Obesity may lead to type 2 diabetes via bacteria
MNT: June, 2015
The study, published in the journal mBio, adds to growing evidence about the role of bacteria and viruses in causing noninfectious diseases, such as cervical cancer (human papillomavirus) and stomach ulcers (H. pylori bacteria).
Microbiologists at the University of Iowa (UI) found that when rabbits are chronically exposed to a toxin produced by Staphylococcus aureus (staph) bacteria, they develop the hallmarks of type 2 diabetes, such as insulin resistance, glucose intolerance and inflammation.
Lead researcher Patrick Schlievert, professor of microbiology at the UI Carver College of Medicine, says:
“We basically reproduced Type 2 diabetes in rabbits simply through chronic exposure to the staph superantigen.”
The study is important because we already know that the human microbiome changes with obesity and that one of these changes is the increase in staph colonization and infections. Now, the new findings suggest the bacterium may play a role in the progression to type 2 diabetes.
OSU TEACHES PORTLAND’S HISPANIC COMMUNITY ABOUT HEALTHY EATING
El Hispanic News
A dozen women in black aprons clustered around a kitchen island chopping onions, shredding chicken and chatting in Spanish.
At a community center in Gresham, they were making chicken chili (recipe in English at https://foodhero.org/recipes/white-chicken-chili, and in Spanish athttps://foodhero.org/es/node/1209) in a nutrition and exercise program for Hispanic families taught in Spanish by Oregon State University’s Extension Service. The free eight-week class helps participants with the fundamentals of healthy eating like choosing more vegetables over too many carbohydrates, baking instead of frying and substituting water for soda.
Extension offers the course every four months in nine communities in Multnomah, Clackamas and Washington counties. Since the nutrition education programs launched 12 years ago, more than 6,300 adults and 9,000 children have taken classes, according to Lynn Steele, leader of OSU Extension’s Hispanic nutrition program in the metro area.
Hispanic immigrants often eat less nutritiously once they leave their traditional diets and lifestyles, said Steele. Health problems such as diabetes and high cholesterol spike as they begin eating the high-fat, high-sugar diets common in the United States.
Warning: Soda May Be Bad for Your Health, San Francisco Says
New York Times
San Francisco could soon be the first city in the country to place health warnings on advertisements for sugary drinks.
Lawmakers there voted unanimously this week in favor of a measure that would require a stark warning label – akin to the caution label on cigarettes – noting the link between sugary drink consumption and chronic disease. The warning labels would appear only on advertisements for sugary drinks, not on the products themselves, though a separate measure at the state level would require such warnings directly on soda cans and bottles.
“Warning,” the new label on the advertisements would read. “Drinking beverages with added sugar(s) contributes to obesity, diabetes, and tooth decay. This is a message from the City and County of San Francisco.”
Impact of Arthritis and Multiple Chronic Conditions on Selected Life Domains — United States, 2013

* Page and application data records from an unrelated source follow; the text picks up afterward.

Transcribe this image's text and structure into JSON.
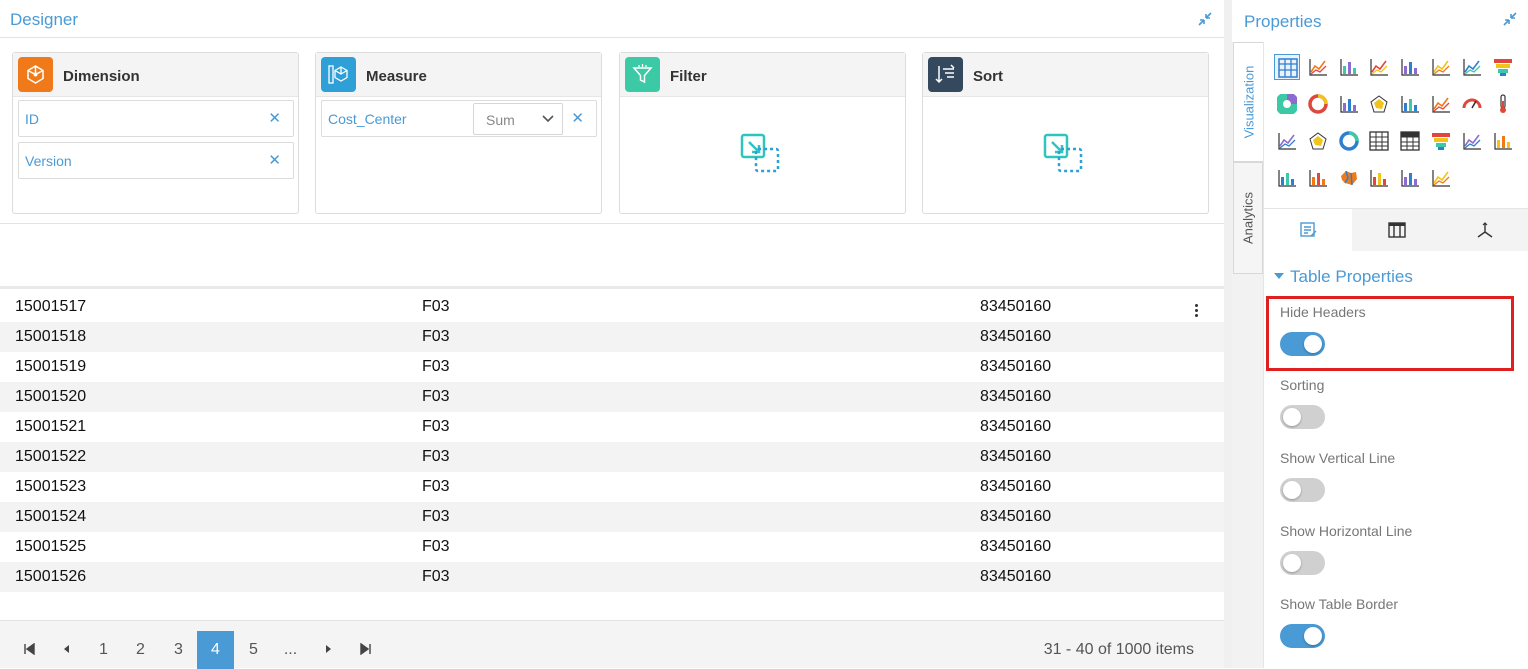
{
  "designer": {
    "title": "Designer",
    "cards": {
      "dimension": {
        "title": "Dimension",
        "items": [
          "ID",
          "Version"
        ]
      },
      "measure": {
        "title": "Measure",
        "item": "Cost_Center",
        "aggregation": "Sum"
      },
      "filter": {
        "title": "Filter"
      },
      "sort": {
        "title": "Sort"
      }
    },
    "rows": [
      [
        "15001517",
        "F03",
        "83450160"
      ],
      [
        "15001518",
        "F03",
        "83450160"
      ],
      [
        "15001519",
        "F03",
        "83450160"
      ],
      [
        "15001520",
        "F03",
        "83450160"
      ],
      [
        "15001521",
        "F03",
        "83450160"
      ],
      [
        "15001522",
        "F03",
        "83450160"
      ],
      [
        "15001523",
        "F03",
        "83450160"
      ],
      [
        "15001524",
        "F03",
        "83450160"
      ],
      [
        "15001525",
        "F03",
        "83450160"
      ],
      [
        "15001526",
        "F03",
        "83450160"
      ]
    ],
    "pager": {
      "pages": [
        "1",
        "2",
        "3",
        "4",
        "5",
        "..."
      ],
      "active_page": "4",
      "info": "31 - 40 of 1000 items"
    }
  },
  "properties": {
    "title": "Properties",
    "vertical_tabs": [
      "Visualization",
      "Analytics"
    ],
    "section_title": "Table Properties",
    "options": [
      {
        "label": "Hide Headers",
        "on": true
      },
      {
        "label": "Sorting",
        "on": false
      },
      {
        "label": "Show Vertical Line",
        "on": false
      },
      {
        "label": "Show Horizontal Line",
        "on": false
      },
      {
        "label": "Show Table Border",
        "on": true
      }
    ]
  },
  "colors": {
    "accent": "#4a9ad6",
    "dimension_badge": "#f07a1a",
    "measure_badge": "#2f9fd8",
    "filter_badge": "#3cc9a5",
    "sort_badge": "#34495e",
    "highlight": "#e02020"
  }
}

Jin Qin, ScD, Kristina A. Theis, PhD, Kamil E. Barbour, PhD, et al.
MMWR Morb Mortal Wkly Rep 2015;64:578-82
USDA Collaborative Sodium Reduction Initiative

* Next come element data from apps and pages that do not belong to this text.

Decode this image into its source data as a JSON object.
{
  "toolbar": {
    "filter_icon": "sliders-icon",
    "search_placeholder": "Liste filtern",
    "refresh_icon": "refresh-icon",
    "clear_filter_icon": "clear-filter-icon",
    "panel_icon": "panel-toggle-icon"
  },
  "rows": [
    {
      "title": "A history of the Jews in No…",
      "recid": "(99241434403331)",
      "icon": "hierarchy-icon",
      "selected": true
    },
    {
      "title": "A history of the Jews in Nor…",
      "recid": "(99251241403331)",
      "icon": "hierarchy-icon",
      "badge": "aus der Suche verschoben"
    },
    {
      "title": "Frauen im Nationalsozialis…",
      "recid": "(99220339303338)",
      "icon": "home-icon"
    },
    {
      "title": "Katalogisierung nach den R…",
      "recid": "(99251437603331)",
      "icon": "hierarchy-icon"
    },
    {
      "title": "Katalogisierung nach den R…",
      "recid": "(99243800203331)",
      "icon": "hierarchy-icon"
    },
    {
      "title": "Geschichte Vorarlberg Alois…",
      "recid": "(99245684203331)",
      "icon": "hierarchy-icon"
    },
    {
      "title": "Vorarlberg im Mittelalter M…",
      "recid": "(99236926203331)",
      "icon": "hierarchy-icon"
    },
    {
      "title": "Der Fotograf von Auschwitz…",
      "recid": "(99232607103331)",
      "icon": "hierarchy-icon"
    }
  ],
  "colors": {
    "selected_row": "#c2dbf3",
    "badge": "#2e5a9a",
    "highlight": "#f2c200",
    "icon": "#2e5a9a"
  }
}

The U.S. Department of Agriculture (USDA) recently launched a collaborative sodium reduction initiative called, “What’s Shaking? Creative Ways to Boost Flavor with Less Sodium”. The initiative aims to support sodium reduction in school meals by finding creative ways to boost flavor and maximize taste.